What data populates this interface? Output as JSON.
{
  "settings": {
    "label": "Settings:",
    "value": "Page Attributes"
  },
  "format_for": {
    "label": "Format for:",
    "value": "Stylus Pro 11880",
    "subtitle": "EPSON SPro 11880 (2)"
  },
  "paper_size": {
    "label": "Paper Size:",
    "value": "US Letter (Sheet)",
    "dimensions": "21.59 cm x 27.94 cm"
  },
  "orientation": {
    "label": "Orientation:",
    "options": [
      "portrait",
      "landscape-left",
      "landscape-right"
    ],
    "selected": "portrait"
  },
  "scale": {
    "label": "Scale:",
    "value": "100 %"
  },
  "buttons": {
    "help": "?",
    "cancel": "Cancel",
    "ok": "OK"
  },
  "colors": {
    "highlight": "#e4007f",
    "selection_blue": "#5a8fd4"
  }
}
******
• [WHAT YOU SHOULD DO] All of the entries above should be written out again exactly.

• [RESULT]
What data populates this interface? Output as JSON.
{
  "settings": {
    "label": "Settings:",
    "value": "Page Attributes"
  },
  "format_for": {
    "label": "Format for:",
    "value": "Stylus Pro 11880",
    "subtitle": "EPSON SPro 11880 (2)"
  },
  "paper_size": {
    "label": "Paper Size:",
    "value": "US Letter (Sheet)",
    "dimensions": "21.59 cm x 27.94 cm"
  },
  "orientation": {
    "label": "Orientation:",
    "options": [
      "portrait",
      "landscape-left",
      "landscape-right"
    ],
    "selected": "portrait"
  },
  "scale": {
    "label": "Scale:",
    "value": "100 %"
  },
  "buttons": {
    "help": "?",
    "cancel": "Cancel",
    "ok": "OK"
  },
  "colors": {
    "highlight": "#e4007f",
    "selection_blue": "#5a8fd4"
  }
}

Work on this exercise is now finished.